[Stored entries]
════════

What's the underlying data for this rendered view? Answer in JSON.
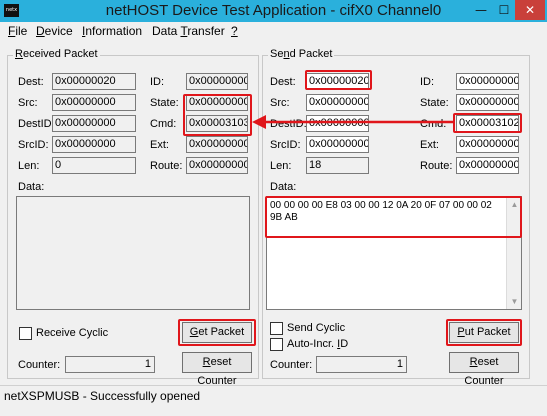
{
  "window": {
    "title": "netHOST Device Test Application - cifX0 Channel0",
    "icon_text": "netx"
  },
  "title_buttons": {
    "minimize": "—",
    "maximize": "☐",
    "close": "✕"
  },
  "menu": [
    {
      "label": "File",
      "accel": "F",
      "rest": "ile"
    },
    {
      "label": "Device",
      "accel": "D",
      "rest": "evice"
    },
    {
      "label": "Information",
      "accel": "I",
      "rest": "nformation"
    },
    {
      "label": "Data Transfer",
      "pre": "Data ",
      "accel": "T",
      "rest": "ransfer"
    },
    {
      "label": "?",
      "accel": "?",
      "rest": ""
    }
  ],
  "received": {
    "title_pre": "",
    "title_accel": "R",
    "title_rest": "eceived Packet",
    "labels": {
      "dest": "Dest:",
      "src": "Src:",
      "destid": "DestID:",
      "srcid": "SrcID:",
      "len": "Len:",
      "id": "ID:",
      "state": "State:",
      "cmd": "Cmd:",
      "ext": "Ext:",
      "route": "Route:",
      "data": "Data:"
    },
    "values": {
      "dest": "0x00000020",
      "src": "0x00000000",
      "destid": "0x00000000",
      "srcid": "0x00000000",
      "len": "0",
      "id": "0x00000000",
      "state": "0x00000000",
      "cmd": "0x00003103",
      "ext": "0x00000000",
      "route": "0x00000000"
    },
    "data": "",
    "receive_cyclic": "Receive Cyclic",
    "get_packet_accel": "G",
    "get_packet_rest": "et Packet",
    "counter_label": "Counter:",
    "counter_value": "1",
    "reset_counter_accel": "R",
    "reset_counter_rest": "eset Counter"
  },
  "send": {
    "title_pre": "Se",
    "title_accel": "n",
    "title_rest": "d Packet",
    "labels": {
      "dest": "Dest:",
      "src": "Src:",
      "destid": "DestID:",
      "srcid": "SrcID:",
      "len": "Len:",
      "id": "ID:",
      "state": "State:",
      "cmd": "Cmd:",
      "ext": "Ext:",
      "route": "Route:",
      "data": "Data:"
    },
    "values": {
      "dest": "0x00000020",
      "src": "0x00000000",
      "destid": "0x00000000",
      "srcid": "0x00000000",
      "len": "18",
      "id": "0x00000000",
      "state": "0x00000000",
      "cmd": "0x00003102",
      "ext": "0x00000000",
      "route": "0x00000000"
    },
    "data_line1": "00 00 00 00 E8 03 00 00 12 0A 20 0F 07 00 00 02",
    "data_line2": "9B AB",
    "send_cyclic": "Send Cyclic",
    "auto_incr_pre": "Auto-Incr. ",
    "auto_incr_accel": "I",
    "auto_incr_rest": "D",
    "put_packet_accel": "P",
    "put_packet_rest": "ut Packet",
    "counter_label": "Counter:",
    "counter_value": "1",
    "reset_counter_accel": "R",
    "reset_counter_rest": "eset Counter"
  },
  "status": "netXSPMUSB - Successfully opened",
  "highlight_color": "#e0161b"
}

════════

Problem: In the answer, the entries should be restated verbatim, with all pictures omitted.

Answer to this task:
What's the underlying data for this rendered view? Answer in JSON.
{
  "window": {
    "title": "netHOST Device Test Application - cifX0 Channel0",
    "icon_text": "netx"
  },
  "title_buttons": {
    "minimize": "—",
    "maximize": "☐",
    "close": "✕"
  },
  "menu": [
    {
      "label": "File",
      "accel": "F",
      "rest": "ile"
    },
    {
      "label": "Device",
      "accel": "D",
      "rest": "evice"
    },
    {
      "label": "Information",
      "accel": "I",
      "rest": "nformation"
    },
    {
      "label": "Data Transfer",
      "pre": "Data ",
      "accel": "T",
      "rest": "ransfer"
    },
    {
      "label": "?",
      "accel": "?",
      "rest": ""
    }
  ],
  "received": {
    "title_pre": "",
    "title_accel": "R",
    "title_rest": "eceived Packet",
    "labels": {
      "dest": "Dest:",
      "src": "Src:",
      "destid": "DestID:",
      "srcid": "SrcID:",
      "len": "Len:",
      "id": "ID:",
      "state": "State:",
      "cmd": "Cmd:",
      "ext": "Ext:",
      "route": "Route:",
      "data": "Data:"
    },
    "values": {
      "dest": "0x00000020",
      "src": "0x00000000",
      "destid": "0x00000000",
      "srcid": "0x00000000",
      "len": "0",
      "id": "0x00000000",
      "state": "0x00000000",
      "cmd": "0x00003103",
      "ext": "0x00000000",
      "route": "0x00000000"
    },
    "data": "",
    "receive_cyclic": "Receive Cyclic",
    "get_packet_accel": "G",
    "get_packet_rest": "et Packet",
    "counter_label": "Counter:",
    "counter_value": "1",
    "reset_counter_accel": "R",
    "reset_counter_rest": "eset Counter"
  },
  "send": {
    "title_pre": "Se",
    "title_accel": "n",
    "title_rest": "d Packet",
    "labels": {
      "dest": "Dest:",
      "src": "Src:",
      "destid": "DestID:",
      "srcid": "SrcID:",
      "len": "Len:",
      "id": "ID:",
      "state": "State:",
      "cmd": "Cmd:",
      "ext": "Ext:",
      "route": "Route:",
      "data": "Data:"
    },
    "values": {
      "dest": "0x00000020",
      "src": "0x00000000",
      "destid": "0x00000000",
      "srcid": "0x00000000",
      "len": "18",
      "id": "0x00000000",
      "state": "0x00000000",
      "cmd": "0x00003102",
      "ext": "0x00000000",
      "route": "0x00000000"
    },
    "data_line1": "00 00 00 00 E8 03 00 00 12 0A 20 0F 07 00 00 02",
    "data_line2": "9B AB",
    "send_cyclic": "Send Cyclic",
    "auto_incr_pre": "Auto-Incr. ",
    "auto_incr_accel": "I",
    "auto_incr_rest": "D",
    "put_packet_accel": "P",
    "put_packet_rest": "ut Packet",
    "counter_label": "Counter:",
    "counter_value": "1",
    "reset_counter_accel": "R",
    "reset_counter_rest": "eset Counter"
  },
  "status": "netXSPMUSB - Successfully opened",
  "highlight_color": "#e0161b"
}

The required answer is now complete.